Your output should be an exact copy of the records, with no pictures in it.

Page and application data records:

BEGIN

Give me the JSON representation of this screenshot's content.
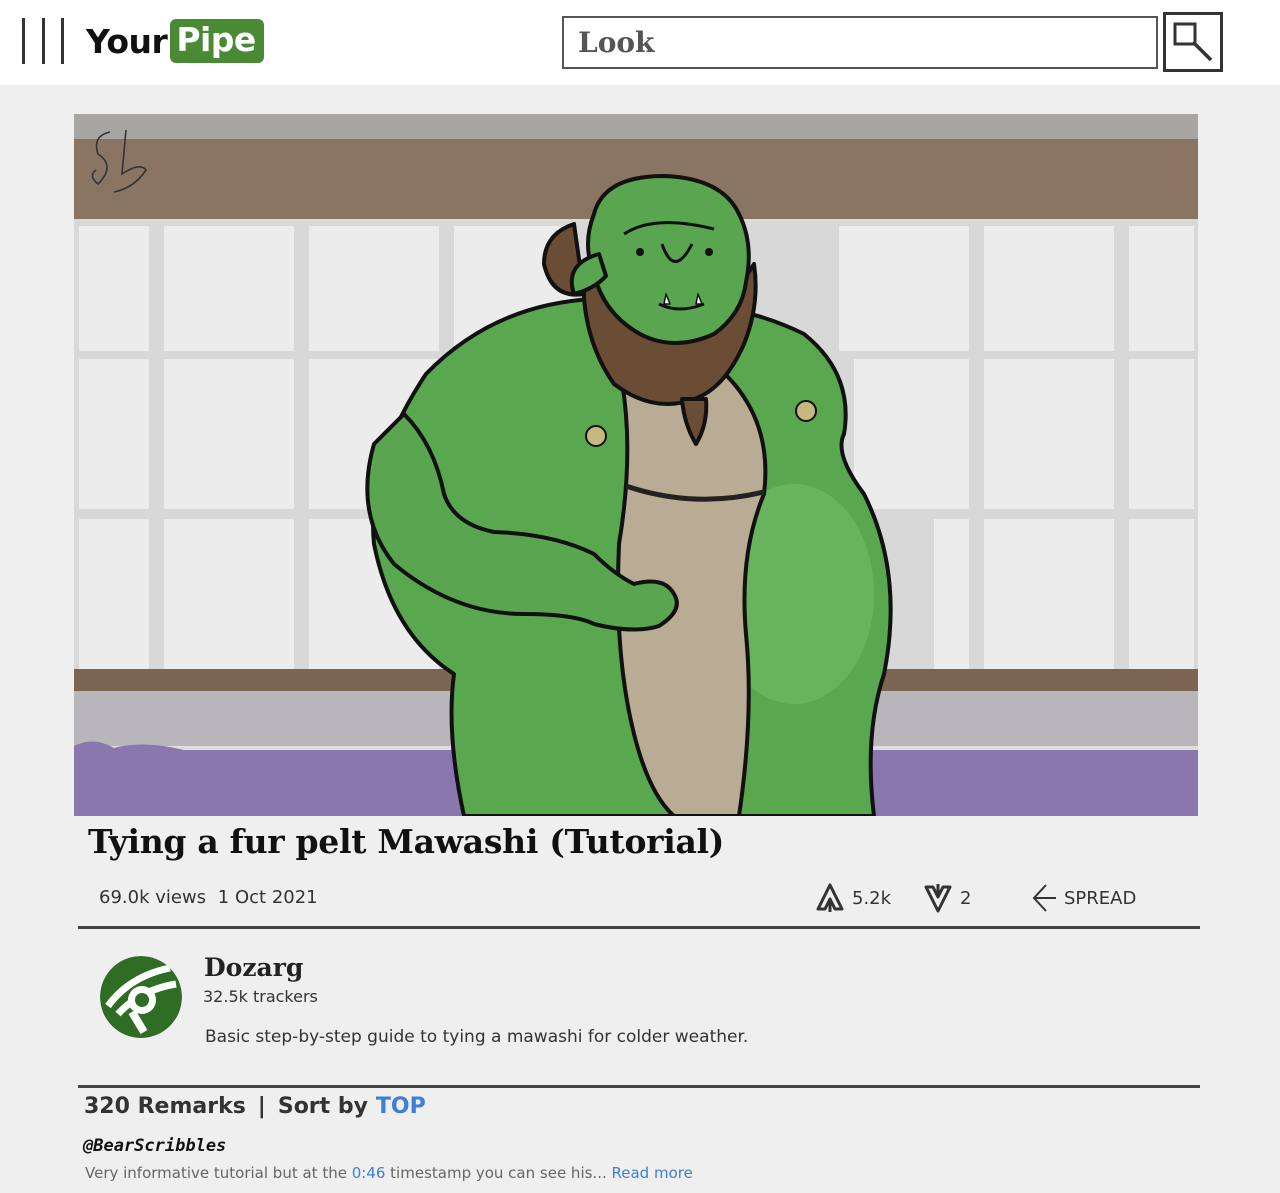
{
  "header": {
    "logo_part1": "Your",
    "logo_part2": "Pipe",
    "logo_color": "#4a8a35",
    "search_placeholder": "Look",
    "menu_icon": "hamburger-icon",
    "search_icon": "magnifier-icon"
  },
  "video": {
    "title": "Tying a fur pelt Mawashi (Tutorial)",
    "views": "69.0k views",
    "date": "1 Oct 2021",
    "likes": "5.2k",
    "dislikes": "2",
    "share_label": "SPREAD",
    "like_icon": "upvote-arrow-icon",
    "dislike_icon": "downvote-arrow-icon",
    "share_icon": "share-icon"
  },
  "channel": {
    "name": "Dozarg",
    "trackers": "32.5k trackers",
    "description": "Basic step-by-step guide to tying a mawashi for colder weather."
  },
  "comments": {
    "count_label": "320 Remarks",
    "separator": "|",
    "sort_label": "Sort by",
    "sort_value": "TOP",
    "accent_color": "#3d7fd6",
    "first": {
      "author": "@BearScribbles",
      "text_before": "Very informative tutorial but at the ",
      "timestamp": "0:46",
      "text_after": " timestamp you can see his...",
      "read_more": "Read more"
    }
  }
}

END

Response to this exercise =
Give me the JSON representation of this screenshot's content.
{
  "header": {
    "logo_part1": "Your",
    "logo_part2": "Pipe",
    "logo_color": "#4a8a35",
    "search_placeholder": "Look",
    "menu_icon": "hamburger-icon",
    "search_icon": "magnifier-icon"
  },
  "video": {
    "title": "Tying a fur pelt Mawashi (Tutorial)",
    "views": "69.0k views",
    "date": "1 Oct 2021",
    "likes": "5.2k",
    "dislikes": "2",
    "share_label": "SPREAD",
    "like_icon": "upvote-arrow-icon",
    "dislike_icon": "downvote-arrow-icon",
    "share_icon": "share-icon"
  },
  "channel": {
    "name": "Dozarg",
    "trackers": "32.5k trackers",
    "description": "Basic step-by-step guide to tying a mawashi for colder weather."
  },
  "comments": {
    "count_label": "320 Remarks",
    "separator": "|",
    "sort_label": "Sort by",
    "sort_value": "TOP",
    "accent_color": "#3d7fd6",
    "first": {
      "author": "@BearScribbles",
      "text_before": "Very informative tutorial but at the ",
      "timestamp": "0:46",
      "text_after": " timestamp you can see his...",
      "read_more": "Read more"
    }
  }
}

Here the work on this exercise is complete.